**Data extract**

————————

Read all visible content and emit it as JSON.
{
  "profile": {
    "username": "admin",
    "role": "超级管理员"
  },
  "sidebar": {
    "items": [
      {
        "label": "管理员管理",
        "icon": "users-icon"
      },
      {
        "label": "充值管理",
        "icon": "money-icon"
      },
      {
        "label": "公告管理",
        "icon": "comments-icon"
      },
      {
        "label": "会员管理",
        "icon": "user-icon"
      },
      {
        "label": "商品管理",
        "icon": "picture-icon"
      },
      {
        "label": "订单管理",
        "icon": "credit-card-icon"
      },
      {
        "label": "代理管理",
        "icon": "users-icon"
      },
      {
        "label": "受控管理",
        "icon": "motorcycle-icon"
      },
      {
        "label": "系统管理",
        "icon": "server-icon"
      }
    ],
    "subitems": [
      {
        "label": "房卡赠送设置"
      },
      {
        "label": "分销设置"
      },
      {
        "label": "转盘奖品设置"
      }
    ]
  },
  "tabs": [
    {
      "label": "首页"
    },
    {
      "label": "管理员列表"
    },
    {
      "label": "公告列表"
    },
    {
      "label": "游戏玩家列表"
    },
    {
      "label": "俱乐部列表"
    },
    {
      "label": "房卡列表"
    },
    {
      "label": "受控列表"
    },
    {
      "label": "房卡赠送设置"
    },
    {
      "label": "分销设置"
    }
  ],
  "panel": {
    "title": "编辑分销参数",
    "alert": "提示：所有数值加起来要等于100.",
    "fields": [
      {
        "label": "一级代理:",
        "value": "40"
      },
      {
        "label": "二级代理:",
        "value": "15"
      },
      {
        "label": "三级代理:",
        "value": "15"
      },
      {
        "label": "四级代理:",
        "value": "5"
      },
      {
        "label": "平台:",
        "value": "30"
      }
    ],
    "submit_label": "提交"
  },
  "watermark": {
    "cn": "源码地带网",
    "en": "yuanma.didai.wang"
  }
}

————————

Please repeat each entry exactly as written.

Read all visible content and emit it as JSON.
{
  "profile": {
    "username": "admin",
    "role": "超级管理员"
  },
  "sidebar": {
    "items": [
      {
        "label": "管理员管理",
        "icon": "users-icon"
      },
      {
        "label": "充值管理",
        "icon": "money-icon"
      },
      {
        "label": "公告管理",
        "icon": "comments-icon"
      },
      {
        "label": "会员管理",
        "icon": "user-icon"
      },
      {
        "label": "商品管理",
        "icon": "picture-icon"
      },
      {
        "label": "订单管理",
        "icon": "credit-card-icon"
      },
      {
        "label": "代理管理",
        "icon": "users-icon"
      },
      {
        "label": "受控管理",
        "icon": "motorcycle-icon"
      },
      {
        "label": "系统管理",
        "icon": "server-icon"
      }
    ],
    "subitems": [
      {
        "label": "房卡赠送设置"
      },
      {
        "label": "分销设置"
      },
      {
        "label": "转盘奖品设置"
      }
    ]
  },
  "tabs": [
    {
      "label": "首页"
    },
    {
      "label": "管理员列表"
    },
    {
      "label": "公告列表"
    },
    {
      "label": "游戏玩家列表"
    },
    {
      "label": "俱乐部列表"
    },
    {
      "label": "房卡列表"
    },
    {
      "label": "受控列表"
    },
    {
      "label": "房卡赠送设置"
    },
    {
      "label": "分销设置"
    }
  ],
  "panel": {
    "title": "编辑分销参数",
    "alert": "提示：所有数值加起来要等于100.",
    "fields": [
      {
        "label": "一级代理:",
        "value": "40"
      },
      {
        "label": "二级代理:",
        "value": "15"
      },
      {
        "label": "三级代理:",
        "value": "15"
      },
      {
        "label": "四级代理:",
        "value": "5"
      },
      {
        "label": "平台:",
        "value": "30"
      }
    ],
    "submit_label": "提交"
  },
  "watermark": {
    "cn": "源码地带网",
    "en": "yuanma.didai.wang"
  }
}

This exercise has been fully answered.